→ WORK REQUIRED:
Copy out the entries that follow exactly, leaving out the pictures.
*** Begin section ***
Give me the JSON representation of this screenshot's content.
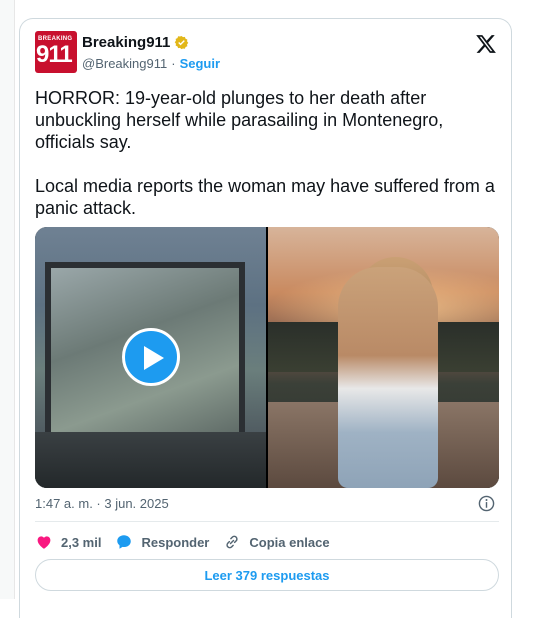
{
  "account": {
    "avatar_small": "BREAKING",
    "avatar_big": "911",
    "name": "Breaking911",
    "handle": "@Breaking911",
    "separator": "·",
    "follow_label": "Seguir"
  },
  "tweet": {
    "text": "HORROR: 19-year-old plunges to her death after unbuckling herself while parasailing in Montenegro, officials say.\n\nLocal media reports the woman may have suffered from a panic attack.",
    "timestamp": "1:47 a. m. · 3 jun. 2025"
  },
  "actions": {
    "likes_count": "2,3 mil",
    "reply_label": "Responder",
    "copy_link_label": "Copia enlace"
  },
  "replies_button": "Leer 379 respuestas",
  "icons": {
    "verified": "verified-badge-icon",
    "x": "x-logo-icon",
    "play": "play-icon",
    "info": "info-icon",
    "heart": "heart-icon",
    "reply": "reply-bubble-icon",
    "link": "link-icon"
  },
  "colors": {
    "accent": "#1d9bf0",
    "heart": "#f91880",
    "verified": "#e2b719",
    "avatar_bg": "#c8102e"
  }
}
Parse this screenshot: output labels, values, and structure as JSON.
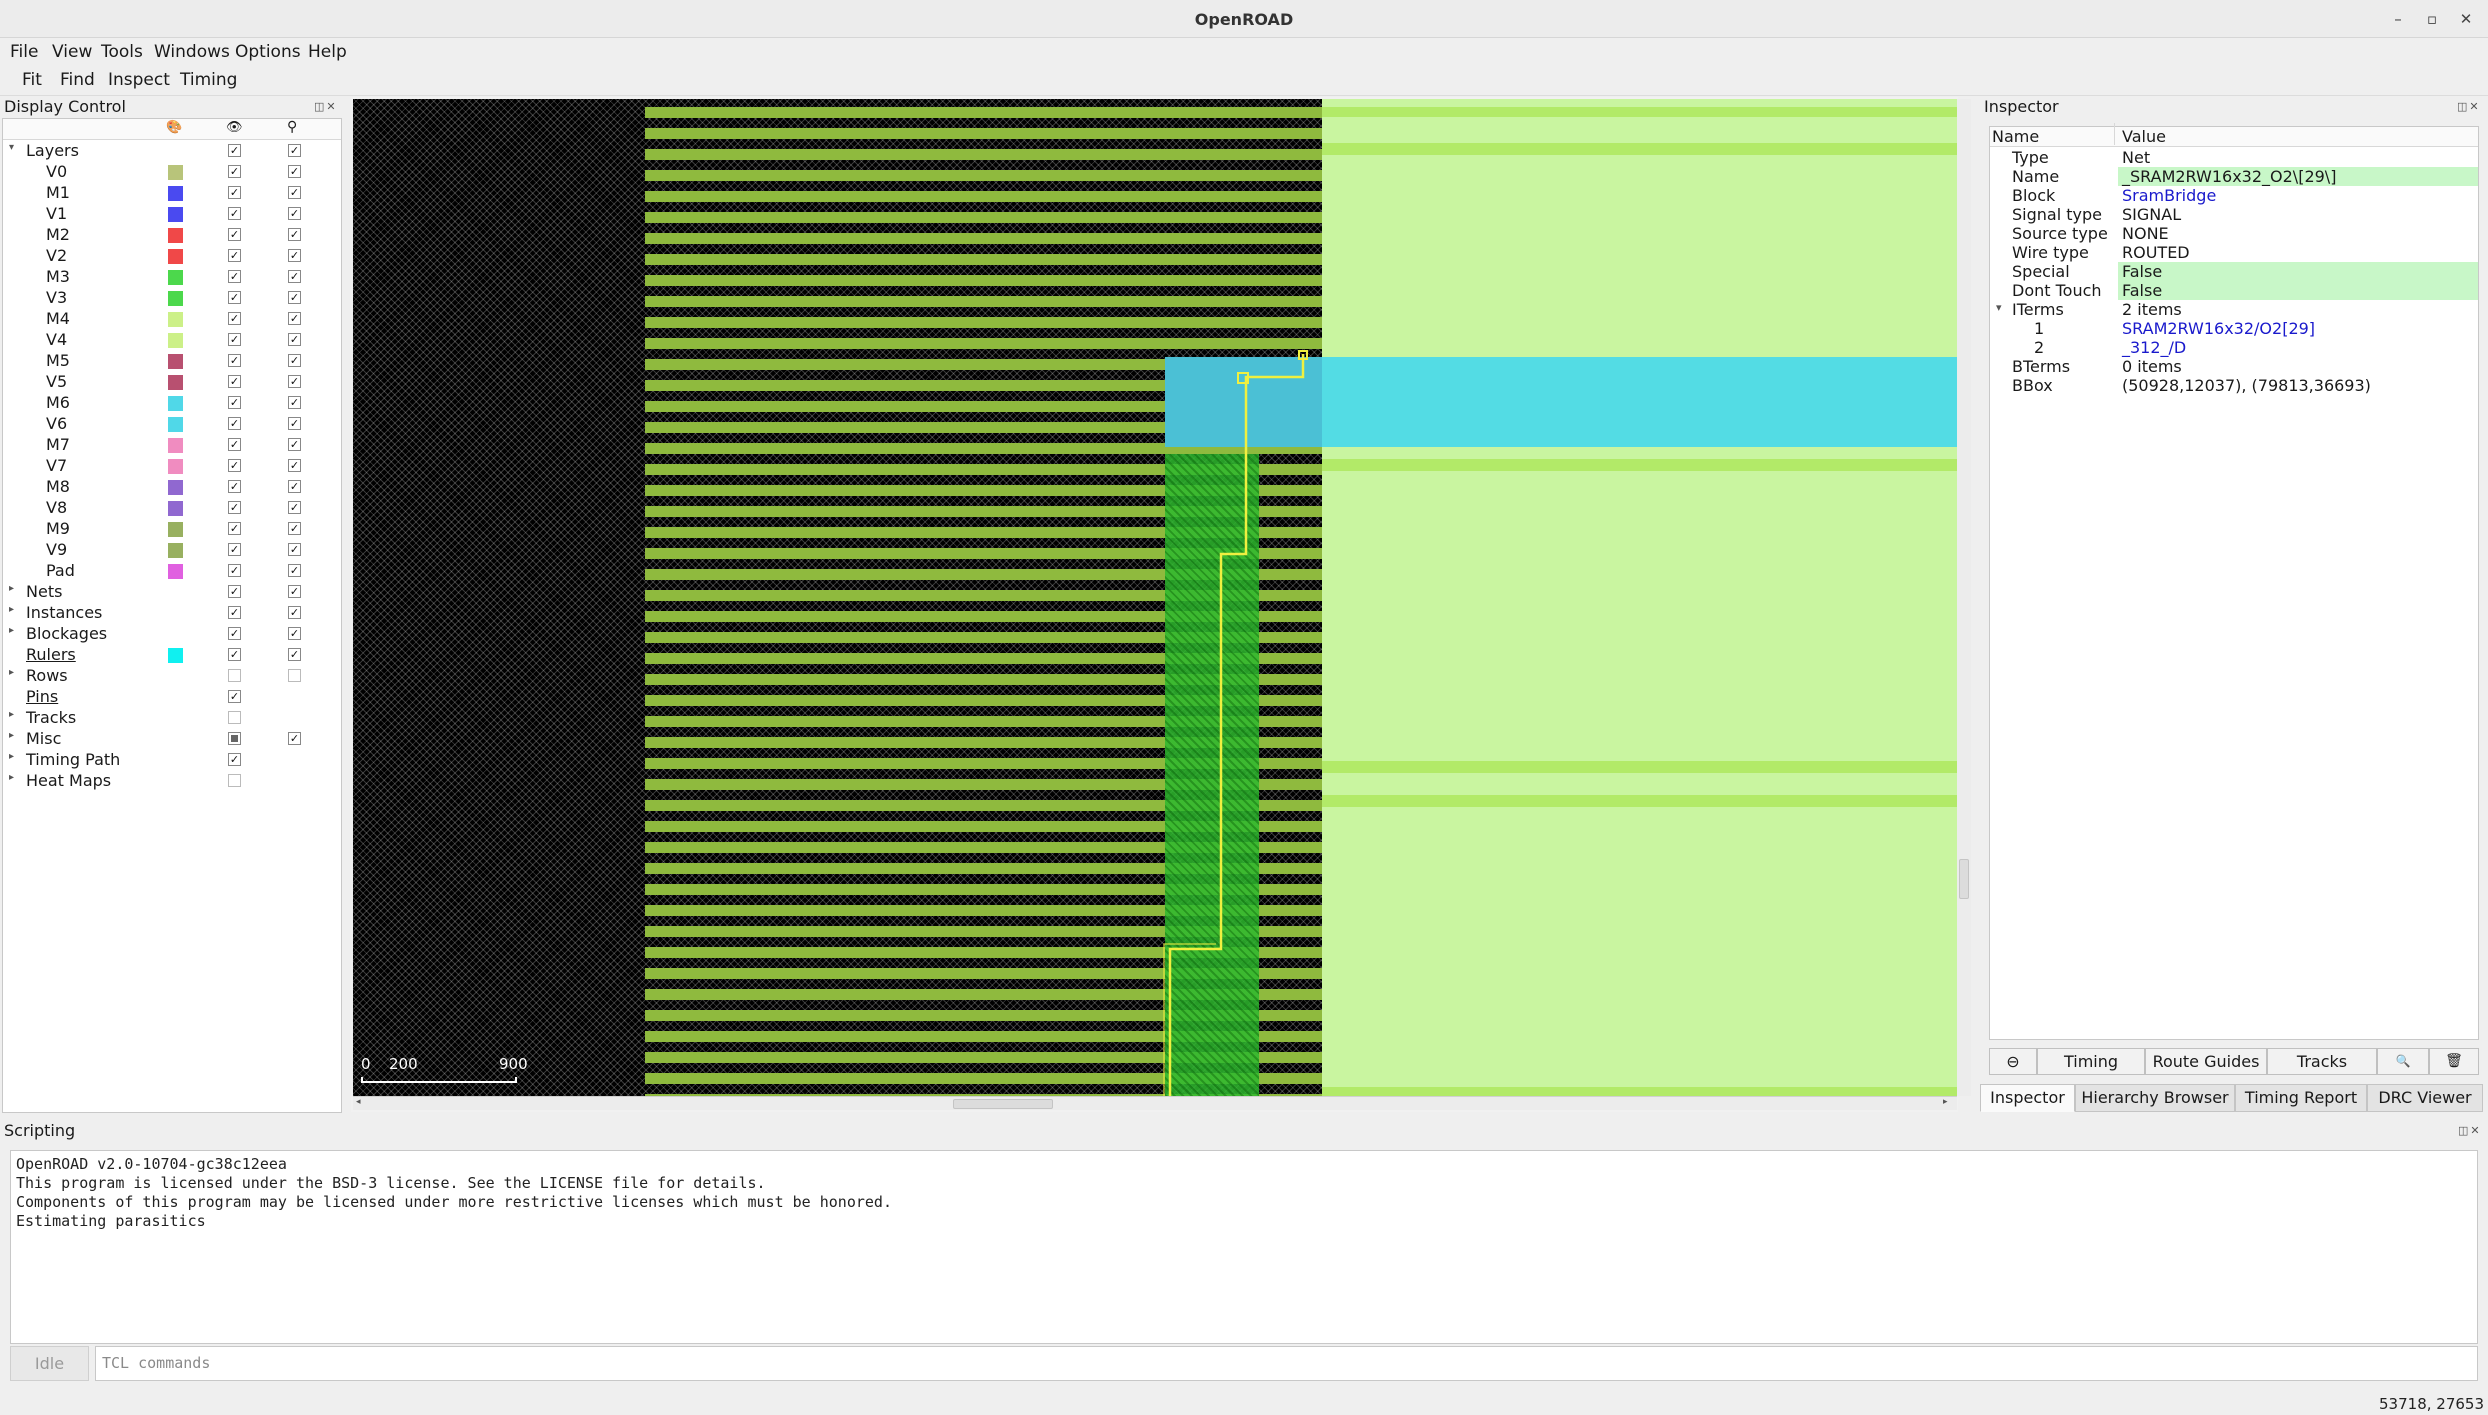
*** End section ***
→ OUTPUT FOR THIS TASK:
Give me the JSON representation of this screenshot's content.
{
  "account": {
    "avatar_small": "BREAKING",
    "avatar_big": "911",
    "name": "Breaking911",
    "handle": "@Breaking911",
    "separator": "·",
    "follow_label": "Seguir"
  },
  "tweet": {
    "text": "HORROR: 19-year-old plunges to her death after unbuckling herself while parasailing in Montenegro, officials say.\n\nLocal media reports the woman may have suffered from a panic attack.",
    "timestamp": "1:47 a. m. · 3 jun. 2025"
  },
  "actions": {
    "likes_count": "2,3 mil",
    "reply_label": "Responder",
    "copy_link_label": "Copia enlace"
  },
  "replies_button": "Leer 379 respuestas",
  "icons": {
    "verified": "verified-badge-icon",
    "x": "x-logo-icon",
    "play": "play-icon",
    "info": "info-icon",
    "heart": "heart-icon",
    "reply": "reply-bubble-icon",
    "link": "link-icon"
  },
  "colors": {
    "accent": "#1d9bf0",
    "heart": "#f91880",
    "verified": "#e2b719",
    "avatar_bg": "#c8102e"
  }
}
Parse this screenshot: output labels, values, and structure as JSON.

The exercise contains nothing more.